- TASK -
List each line of the data that holds the string "điểm".

[Saved data entries]
◆ ◆ ◆
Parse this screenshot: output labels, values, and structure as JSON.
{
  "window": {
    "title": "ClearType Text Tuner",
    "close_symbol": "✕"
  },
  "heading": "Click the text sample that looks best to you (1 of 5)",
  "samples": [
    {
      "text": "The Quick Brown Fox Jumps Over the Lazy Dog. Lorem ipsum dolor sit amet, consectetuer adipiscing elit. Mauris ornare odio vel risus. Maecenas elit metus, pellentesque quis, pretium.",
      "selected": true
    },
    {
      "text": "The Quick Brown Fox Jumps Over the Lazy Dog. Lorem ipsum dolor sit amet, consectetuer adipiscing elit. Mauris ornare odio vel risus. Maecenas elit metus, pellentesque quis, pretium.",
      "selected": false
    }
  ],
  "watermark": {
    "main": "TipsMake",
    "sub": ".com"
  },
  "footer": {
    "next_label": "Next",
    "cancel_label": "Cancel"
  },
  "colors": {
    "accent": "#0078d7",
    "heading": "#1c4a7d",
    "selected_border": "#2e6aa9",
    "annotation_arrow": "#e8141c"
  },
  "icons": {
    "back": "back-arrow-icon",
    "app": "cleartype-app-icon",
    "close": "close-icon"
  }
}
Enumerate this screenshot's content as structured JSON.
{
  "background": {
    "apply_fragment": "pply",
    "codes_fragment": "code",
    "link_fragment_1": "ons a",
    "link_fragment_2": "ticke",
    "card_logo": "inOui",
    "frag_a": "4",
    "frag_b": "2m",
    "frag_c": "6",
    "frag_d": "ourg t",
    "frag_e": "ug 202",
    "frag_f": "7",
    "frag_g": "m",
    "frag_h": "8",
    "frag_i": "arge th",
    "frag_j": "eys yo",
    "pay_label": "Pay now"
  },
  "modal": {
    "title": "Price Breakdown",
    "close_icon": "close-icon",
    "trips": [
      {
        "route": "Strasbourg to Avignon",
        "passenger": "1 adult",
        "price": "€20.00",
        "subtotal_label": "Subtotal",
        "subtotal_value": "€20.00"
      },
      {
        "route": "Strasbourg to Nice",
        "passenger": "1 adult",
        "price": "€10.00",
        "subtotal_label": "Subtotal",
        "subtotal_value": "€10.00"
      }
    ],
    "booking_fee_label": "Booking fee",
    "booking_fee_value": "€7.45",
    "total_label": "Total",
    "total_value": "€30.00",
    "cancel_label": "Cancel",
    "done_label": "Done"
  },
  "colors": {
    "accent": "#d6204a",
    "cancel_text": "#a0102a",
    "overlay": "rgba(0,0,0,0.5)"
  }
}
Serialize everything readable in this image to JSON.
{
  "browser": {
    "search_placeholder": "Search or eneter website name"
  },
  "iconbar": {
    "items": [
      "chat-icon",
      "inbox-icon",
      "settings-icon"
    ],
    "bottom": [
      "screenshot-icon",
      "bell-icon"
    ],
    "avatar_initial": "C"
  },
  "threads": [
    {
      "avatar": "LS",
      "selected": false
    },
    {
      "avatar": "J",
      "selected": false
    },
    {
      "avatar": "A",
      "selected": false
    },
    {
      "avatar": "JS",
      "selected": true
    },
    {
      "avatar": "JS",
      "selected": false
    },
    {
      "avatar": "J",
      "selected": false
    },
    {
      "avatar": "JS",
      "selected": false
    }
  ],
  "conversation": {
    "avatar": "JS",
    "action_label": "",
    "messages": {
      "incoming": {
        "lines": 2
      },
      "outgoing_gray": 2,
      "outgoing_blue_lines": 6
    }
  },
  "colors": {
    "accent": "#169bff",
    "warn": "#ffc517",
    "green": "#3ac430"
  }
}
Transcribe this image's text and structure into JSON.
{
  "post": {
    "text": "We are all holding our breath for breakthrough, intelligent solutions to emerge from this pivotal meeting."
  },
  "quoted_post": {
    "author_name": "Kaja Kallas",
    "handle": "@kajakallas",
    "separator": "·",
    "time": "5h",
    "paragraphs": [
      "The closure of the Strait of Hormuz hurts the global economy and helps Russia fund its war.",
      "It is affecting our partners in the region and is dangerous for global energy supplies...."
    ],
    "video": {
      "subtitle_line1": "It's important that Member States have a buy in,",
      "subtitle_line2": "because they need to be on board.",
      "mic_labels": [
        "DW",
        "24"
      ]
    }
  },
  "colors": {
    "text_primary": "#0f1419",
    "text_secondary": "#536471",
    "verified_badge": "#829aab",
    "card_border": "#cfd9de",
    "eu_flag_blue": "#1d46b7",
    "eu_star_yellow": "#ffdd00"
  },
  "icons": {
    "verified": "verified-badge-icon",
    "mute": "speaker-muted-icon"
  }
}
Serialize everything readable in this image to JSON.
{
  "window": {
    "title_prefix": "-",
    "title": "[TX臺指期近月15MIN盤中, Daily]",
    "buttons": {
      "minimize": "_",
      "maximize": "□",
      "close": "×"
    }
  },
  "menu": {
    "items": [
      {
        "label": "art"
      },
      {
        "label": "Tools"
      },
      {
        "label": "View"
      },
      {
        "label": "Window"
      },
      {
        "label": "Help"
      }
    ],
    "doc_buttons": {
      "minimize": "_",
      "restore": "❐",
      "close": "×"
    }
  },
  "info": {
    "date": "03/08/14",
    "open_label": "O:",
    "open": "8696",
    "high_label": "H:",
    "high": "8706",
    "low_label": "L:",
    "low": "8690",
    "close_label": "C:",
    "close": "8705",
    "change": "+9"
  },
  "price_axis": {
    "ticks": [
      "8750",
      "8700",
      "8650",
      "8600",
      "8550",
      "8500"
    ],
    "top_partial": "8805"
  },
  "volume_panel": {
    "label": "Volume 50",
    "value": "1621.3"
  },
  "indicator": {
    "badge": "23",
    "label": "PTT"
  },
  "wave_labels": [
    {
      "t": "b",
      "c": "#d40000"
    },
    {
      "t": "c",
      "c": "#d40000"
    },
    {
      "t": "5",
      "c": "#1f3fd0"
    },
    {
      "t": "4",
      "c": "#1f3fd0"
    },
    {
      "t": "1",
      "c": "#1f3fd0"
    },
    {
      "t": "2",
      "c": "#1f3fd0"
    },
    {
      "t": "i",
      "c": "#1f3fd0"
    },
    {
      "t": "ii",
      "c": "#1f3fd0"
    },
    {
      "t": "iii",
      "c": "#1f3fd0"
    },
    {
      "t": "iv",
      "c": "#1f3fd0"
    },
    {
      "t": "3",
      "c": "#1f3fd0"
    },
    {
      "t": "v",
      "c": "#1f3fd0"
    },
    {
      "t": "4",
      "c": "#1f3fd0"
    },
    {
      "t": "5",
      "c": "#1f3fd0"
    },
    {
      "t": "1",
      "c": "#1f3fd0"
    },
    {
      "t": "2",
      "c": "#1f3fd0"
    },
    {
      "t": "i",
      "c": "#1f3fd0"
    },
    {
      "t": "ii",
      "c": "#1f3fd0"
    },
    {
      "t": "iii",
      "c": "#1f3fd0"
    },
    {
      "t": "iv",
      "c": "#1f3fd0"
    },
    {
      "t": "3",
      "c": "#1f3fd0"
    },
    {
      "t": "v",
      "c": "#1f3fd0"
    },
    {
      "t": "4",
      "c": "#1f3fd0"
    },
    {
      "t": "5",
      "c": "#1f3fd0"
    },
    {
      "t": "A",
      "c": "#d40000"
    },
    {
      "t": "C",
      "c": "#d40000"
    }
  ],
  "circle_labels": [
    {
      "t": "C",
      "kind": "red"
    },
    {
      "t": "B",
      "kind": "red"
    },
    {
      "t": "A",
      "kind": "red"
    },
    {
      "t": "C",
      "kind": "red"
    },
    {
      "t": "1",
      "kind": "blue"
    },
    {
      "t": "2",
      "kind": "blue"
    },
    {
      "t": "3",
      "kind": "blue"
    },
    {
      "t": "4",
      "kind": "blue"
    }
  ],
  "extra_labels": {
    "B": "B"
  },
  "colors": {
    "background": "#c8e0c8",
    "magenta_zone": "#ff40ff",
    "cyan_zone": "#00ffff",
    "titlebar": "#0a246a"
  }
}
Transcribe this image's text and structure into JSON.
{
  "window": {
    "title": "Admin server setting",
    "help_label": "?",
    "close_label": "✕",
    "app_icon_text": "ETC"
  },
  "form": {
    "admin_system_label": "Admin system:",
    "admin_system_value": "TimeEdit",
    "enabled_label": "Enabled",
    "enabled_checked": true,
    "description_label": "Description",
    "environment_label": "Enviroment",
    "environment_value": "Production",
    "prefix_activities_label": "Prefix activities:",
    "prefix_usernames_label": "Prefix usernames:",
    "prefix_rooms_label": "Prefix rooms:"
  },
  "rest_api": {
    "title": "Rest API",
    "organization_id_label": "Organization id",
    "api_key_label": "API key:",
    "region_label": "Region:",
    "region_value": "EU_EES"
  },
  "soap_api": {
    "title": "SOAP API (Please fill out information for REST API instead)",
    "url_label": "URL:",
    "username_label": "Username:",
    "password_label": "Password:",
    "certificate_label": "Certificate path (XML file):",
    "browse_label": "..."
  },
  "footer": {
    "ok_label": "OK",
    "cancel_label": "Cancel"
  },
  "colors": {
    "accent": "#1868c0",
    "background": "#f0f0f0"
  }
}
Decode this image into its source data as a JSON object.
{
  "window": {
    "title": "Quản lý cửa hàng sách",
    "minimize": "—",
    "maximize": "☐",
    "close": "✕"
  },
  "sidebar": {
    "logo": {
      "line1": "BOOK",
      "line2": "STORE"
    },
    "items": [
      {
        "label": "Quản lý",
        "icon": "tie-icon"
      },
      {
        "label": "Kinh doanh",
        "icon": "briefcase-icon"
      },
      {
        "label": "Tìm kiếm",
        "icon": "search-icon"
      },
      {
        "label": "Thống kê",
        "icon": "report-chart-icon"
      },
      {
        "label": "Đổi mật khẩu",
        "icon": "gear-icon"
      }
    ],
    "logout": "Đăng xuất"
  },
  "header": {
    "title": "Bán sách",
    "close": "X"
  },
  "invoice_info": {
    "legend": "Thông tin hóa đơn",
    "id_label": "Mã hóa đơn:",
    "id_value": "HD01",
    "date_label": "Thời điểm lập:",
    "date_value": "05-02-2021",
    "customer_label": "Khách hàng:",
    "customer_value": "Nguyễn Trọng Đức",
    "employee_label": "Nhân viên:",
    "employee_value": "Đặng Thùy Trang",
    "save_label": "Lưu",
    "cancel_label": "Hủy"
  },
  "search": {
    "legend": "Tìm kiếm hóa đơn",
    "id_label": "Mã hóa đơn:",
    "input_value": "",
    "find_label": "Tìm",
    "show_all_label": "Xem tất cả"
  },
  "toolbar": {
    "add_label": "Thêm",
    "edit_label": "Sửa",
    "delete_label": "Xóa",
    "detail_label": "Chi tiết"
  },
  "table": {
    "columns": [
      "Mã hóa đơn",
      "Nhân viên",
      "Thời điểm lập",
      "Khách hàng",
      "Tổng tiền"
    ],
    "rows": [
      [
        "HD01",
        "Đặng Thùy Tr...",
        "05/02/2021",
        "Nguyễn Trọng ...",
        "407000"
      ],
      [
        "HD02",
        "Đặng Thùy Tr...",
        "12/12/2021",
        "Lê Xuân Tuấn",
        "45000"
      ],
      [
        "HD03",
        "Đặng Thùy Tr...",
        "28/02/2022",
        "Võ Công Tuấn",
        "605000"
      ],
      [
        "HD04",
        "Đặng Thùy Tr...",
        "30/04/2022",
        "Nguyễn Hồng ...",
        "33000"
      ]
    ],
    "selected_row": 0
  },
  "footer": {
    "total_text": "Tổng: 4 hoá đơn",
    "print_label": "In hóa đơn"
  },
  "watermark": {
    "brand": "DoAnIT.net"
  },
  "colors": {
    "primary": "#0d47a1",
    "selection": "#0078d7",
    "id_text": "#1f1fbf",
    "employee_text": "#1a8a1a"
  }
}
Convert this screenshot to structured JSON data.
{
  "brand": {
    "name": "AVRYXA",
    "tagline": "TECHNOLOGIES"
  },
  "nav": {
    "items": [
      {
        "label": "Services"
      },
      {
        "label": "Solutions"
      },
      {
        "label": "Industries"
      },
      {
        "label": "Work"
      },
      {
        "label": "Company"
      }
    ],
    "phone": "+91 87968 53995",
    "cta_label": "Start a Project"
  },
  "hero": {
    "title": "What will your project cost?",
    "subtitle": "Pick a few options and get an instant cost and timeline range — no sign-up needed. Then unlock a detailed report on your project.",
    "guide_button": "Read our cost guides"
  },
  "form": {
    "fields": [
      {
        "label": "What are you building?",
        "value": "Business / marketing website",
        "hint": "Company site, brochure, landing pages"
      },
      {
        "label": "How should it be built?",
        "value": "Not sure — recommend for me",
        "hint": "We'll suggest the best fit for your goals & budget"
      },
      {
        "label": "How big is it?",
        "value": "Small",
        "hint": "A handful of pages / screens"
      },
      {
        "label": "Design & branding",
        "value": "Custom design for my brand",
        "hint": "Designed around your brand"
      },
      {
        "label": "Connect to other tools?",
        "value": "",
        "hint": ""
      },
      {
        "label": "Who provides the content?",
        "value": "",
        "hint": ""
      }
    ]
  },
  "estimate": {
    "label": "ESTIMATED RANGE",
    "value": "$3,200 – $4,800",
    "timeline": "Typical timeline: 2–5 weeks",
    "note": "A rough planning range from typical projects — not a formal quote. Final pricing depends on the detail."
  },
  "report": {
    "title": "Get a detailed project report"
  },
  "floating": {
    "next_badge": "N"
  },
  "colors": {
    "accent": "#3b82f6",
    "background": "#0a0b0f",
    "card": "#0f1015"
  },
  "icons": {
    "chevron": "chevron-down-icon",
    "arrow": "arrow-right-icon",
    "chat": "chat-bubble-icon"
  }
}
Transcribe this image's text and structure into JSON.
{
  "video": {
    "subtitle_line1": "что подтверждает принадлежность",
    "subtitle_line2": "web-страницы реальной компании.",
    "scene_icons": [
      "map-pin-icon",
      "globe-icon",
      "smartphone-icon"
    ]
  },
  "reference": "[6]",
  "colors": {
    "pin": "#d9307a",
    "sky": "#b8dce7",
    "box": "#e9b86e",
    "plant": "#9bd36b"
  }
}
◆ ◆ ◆
- WRITTEN RESPONSE -
    "date_label": "Thời điểm lập:",
      "Thời điểm lập",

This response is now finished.